### ABOUT THIS TASK
Retype all the entries word for word, but omit the pictures.

### DATA TO PROCESS
★ ★ ★ ★ ★ ★ ★

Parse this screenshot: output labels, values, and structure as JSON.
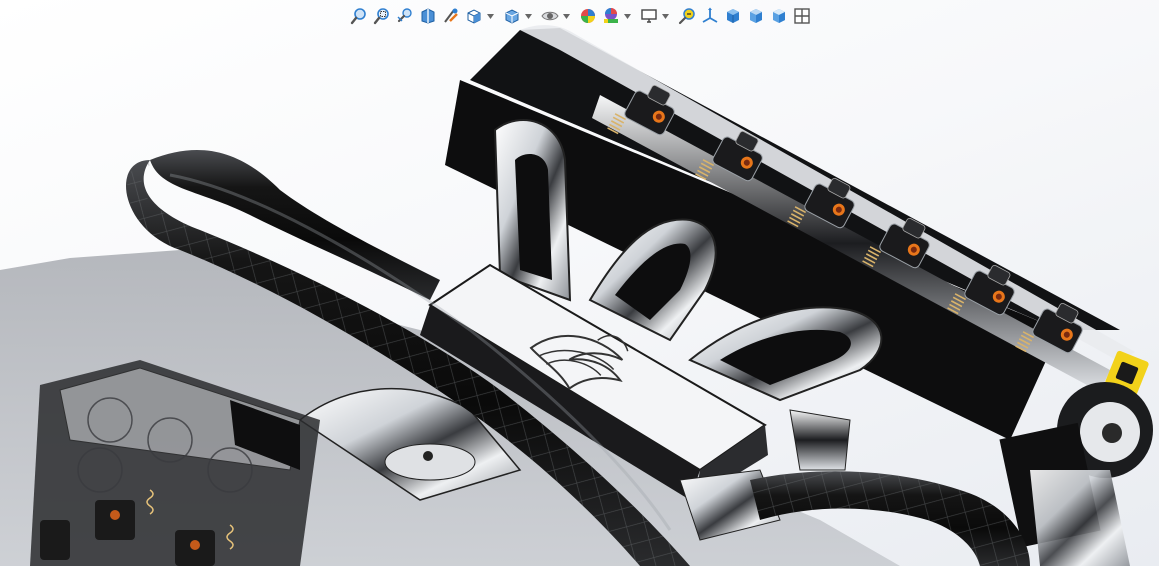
{
  "app": {
    "type": "cad-3d-viewport"
  },
  "hud_toolbar": {
    "items": [
      {
        "name": "zoom-to-fit-icon",
        "kind": "button"
      },
      {
        "name": "zoom-to-area-icon",
        "kind": "button"
      },
      {
        "name": "previous-view-icon",
        "kind": "button"
      },
      {
        "name": "section-view-icon",
        "kind": "button"
      },
      {
        "name": "dynamic-annotation-views-icon",
        "kind": "button"
      },
      {
        "name": "view-orientation-icon",
        "kind": "button",
        "dropdown": true
      },
      {
        "name": "display-style-icon",
        "kind": "button",
        "dropdown": true
      },
      {
        "name": "hide-show-items-icon",
        "kind": "button",
        "dropdown": true
      },
      {
        "name": "edit-appearance-icon",
        "kind": "button"
      },
      {
        "name": "apply-scene-icon",
        "kind": "button",
        "dropdown": true
      },
      {
        "name": "view-settings-icon",
        "kind": "button",
        "dropdown": true
      },
      {
        "name": "zoom-in-out-icon",
        "kind": "button"
      },
      {
        "name": "reference-triad-icon",
        "kind": "button"
      },
      {
        "name": "isometric-cube-icon",
        "kind": "button"
      },
      {
        "name": "front-cube-icon",
        "kind": "button"
      },
      {
        "name": "right-cube-icon",
        "kind": "button"
      },
      {
        "name": "four-view-icon",
        "kind": "button"
      }
    ]
  },
  "colors": {
    "background_top": "#ffffff",
    "background_bottom": "#e9ecf1",
    "toolbar_blue": "#2f7fd0",
    "hose_black": "#121212",
    "chrome_silver": "#d9dde2",
    "accent_yellow": "#f2d21a",
    "accent_orange": "#e8761a"
  },
  "model": {
    "name_visible": false
  }
}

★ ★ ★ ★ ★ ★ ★

### RESPONSE AREA
Parse this screenshot: output labels, values, and structure as JSON.
{
  "app": {
    "type": "cad-3d-viewport"
  },
  "hud_toolbar": {
    "items": [
      {
        "name": "zoom-to-fit-icon",
        "kind": "button"
      },
      {
        "name": "zoom-to-area-icon",
        "kind": "button"
      },
      {
        "name": "previous-view-icon",
        "kind": "button"
      },
      {
        "name": "section-view-icon",
        "kind": "button"
      },
      {
        "name": "dynamic-annotation-views-icon",
        "kind": "button"
      },
      {
        "name": "view-orientation-icon",
        "kind": "button",
        "dropdown": true
      },
      {
        "name": "display-style-icon",
        "kind": "button",
        "dropdown": true
      },
      {
        "name": "hide-show-items-icon",
        "kind": "button",
        "dropdown": true
      },
      {
        "name": "edit-appearance-icon",
        "kind": "button"
      },
      {
        "name": "apply-scene-icon",
        "kind": "button",
        "dropdown": true
      },
      {
        "name": "view-settings-icon",
        "kind": "button",
        "dropdown": true
      },
      {
        "name": "zoom-in-out-icon",
        "kind": "button"
      },
      {
        "name": "reference-triad-icon",
        "kind": "button"
      },
      {
        "name": "isometric-cube-icon",
        "kind": "button"
      },
      {
        "name": "front-cube-icon",
        "kind": "button"
      },
      {
        "name": "right-cube-icon",
        "kind": "button"
      },
      {
        "name": "four-view-icon",
        "kind": "button"
      }
    ]
  },
  "colors": {
    "background_top": "#ffffff",
    "background_bottom": "#e9ecf1",
    "toolbar_blue": "#2f7fd0",
    "hose_black": "#121212",
    "chrome_silver": "#d9dde2",
    "accent_yellow": "#f2d21a",
    "accent_orange": "#e8761a"
  },
  "model": {
    "name_visible": false
  }
}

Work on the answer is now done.